greater Boston’s early music community, usually forms a significant part of each program.
Oriana has also performed on invitation: the group has participated four times in the Candlelight Concert Series of Old Ship Church in Hingham; twice in the “3rd Sundays @ 3” concert series sponsored by the Waltham Philharmonic Orchestra; the Vanderkay Summer Concert Series of Blue Hill, Maine; the concert series at The Center for Arts in Natick; the Vox Humana series of Jamaica Plain; and the Lux Aeterna multi-chorus concert held in Boston in January of 2005 to benefit survivors of the tsunami in Southeast Asia.
In March of 2007 the Consort was one of four Boston-area chorales to participate in a master class presented by Peter Phillips, director of the world-renowned Tallis Scholars.
Oriana has twice participated in the Fringe Concert Series of the Boston Early Music Festival, and was the opera chorus for “Italian Night at the Opera”, the gala concert presented in May of 2011 by the Waltham Philharmonic.
In late July and early August of last summer the Oriana Consort did a four-concert tour to Germany, presenting music from last spring’s concerts in Frankfurt am Main, Dietzenbach, and Leipzig. In the Thomaskirche in Leipzig — where J. S. Bach was Cantor from 1723 to 1750 — the Consort surrounded Bach’s tomb to sing two of his motets, and was the choir for a Sunday service there, singing choral music of Bach, Mendelssohn, Barber, and Bernstein.
Walter Chapin, the Oriana Consort’s founder and Director, has degrees in music from Harvard and the New England Conservatory. He has directed amateur choral groups in the Boston suburbs, and has taught conducting and directed choruses at Boston University and at the high school level. As a pianist, he accompanies at the José Mateo Ballet Theatre in Cambridge. In his other-than-musical life he is a computer information systems designer and programmer, husband, father, grandfather, and carpenter.
Caroline Harvey is a native of Iowa. She earned a Bachelor of Music in Piano Performance from Valparaiso University and a Master of Music in Collaborative Piano from the Longy School of Music of Bard College, and pursued graduate studies at Florida State University, where she worked with the Florida State Opera. She is an active pianist and vocal coach; she is a staff accompanist for the Boston Children's Chorus; and she regularly accompanies voice lessons in the Cambridge studio of Emily Romney. She joined the Oriana Consort as an alto in the spring of 2009, and was named Assistant Director in the fall of 2010.

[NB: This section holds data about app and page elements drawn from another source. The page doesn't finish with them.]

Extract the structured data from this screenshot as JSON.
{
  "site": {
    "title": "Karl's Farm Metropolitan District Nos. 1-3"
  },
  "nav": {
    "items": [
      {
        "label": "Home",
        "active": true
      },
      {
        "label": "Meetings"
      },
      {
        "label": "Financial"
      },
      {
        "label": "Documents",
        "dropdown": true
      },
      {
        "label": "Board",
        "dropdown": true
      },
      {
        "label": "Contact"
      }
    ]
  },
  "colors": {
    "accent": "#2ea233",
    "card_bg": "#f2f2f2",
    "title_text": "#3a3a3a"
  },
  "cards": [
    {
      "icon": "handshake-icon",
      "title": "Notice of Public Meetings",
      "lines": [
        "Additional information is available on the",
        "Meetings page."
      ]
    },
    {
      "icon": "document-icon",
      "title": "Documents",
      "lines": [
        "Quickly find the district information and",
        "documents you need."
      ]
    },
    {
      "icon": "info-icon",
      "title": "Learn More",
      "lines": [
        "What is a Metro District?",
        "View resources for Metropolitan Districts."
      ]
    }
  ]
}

I Advent antiphons: ancient, old, and new Francisco Guerrero (1528-1599) Alma redemptoris mater Dear Mother of the Redeemer
Jacob Obrecht (1457-1505) Salve regina Hail, holy Queen solo chant: Paul Bombardier
Bob Chilcott (*1955) O Sapientia O Wisdom O Rex gentium O King of the nations O Emmanuel O God who is with us
II Advent carols: old verses to old and new music Anonymous (English, 15th century) Nowell, nowell! Dieu vous garde duet: Felicity Salmon, Thomas Carroll
There is no rose duet: Margaret Ronna Stefán Sigurjónsson (Dec. 8) Ben Henry-Moreland (Dec. 13, 15)
Abbie Betinis (*1980) In This Tyme of Chrystmas poem: English, 16th century trio: Hailey Fuqua (Dec. 8, 15), Melanie Armstrong (Dec. 13), Lauren Syer, Claire Shepro
Dormi, Jesu poem: Flemish, 16th century
III Choral songs for December Ron Jeffers (*1943) Hanukkah Blessings
two carol arrangements by Ola Gjeilo (*1978)
The First Nowell Elizabeth Huttner-Loan soprano The Holly and the Ivy
Pieces titled in this color are directed by Caroline Harvey.
IV A gentle song for the Nativity Eric Whitacre (*1970) Lux Aurumque poem: Edward Esch (*1970)
V Johann Sebastian Bach (1685-1750) Magnificat My soul esteems the Lord BWV 243; 1723, 1733
The Oriana Baroque Ensemble
Coro Magnificat anima mea Dominum
Aria Et exsultavit spiritus meus Kathryn Low mezzo-soprano
Aria Quia respexit humilitatem Vale Southard soprano Audrey Markowitz oboe d’amore
Coro Omnes generationes
Aria Quia fecit mihi magna Stefán Sigurjónsson baritone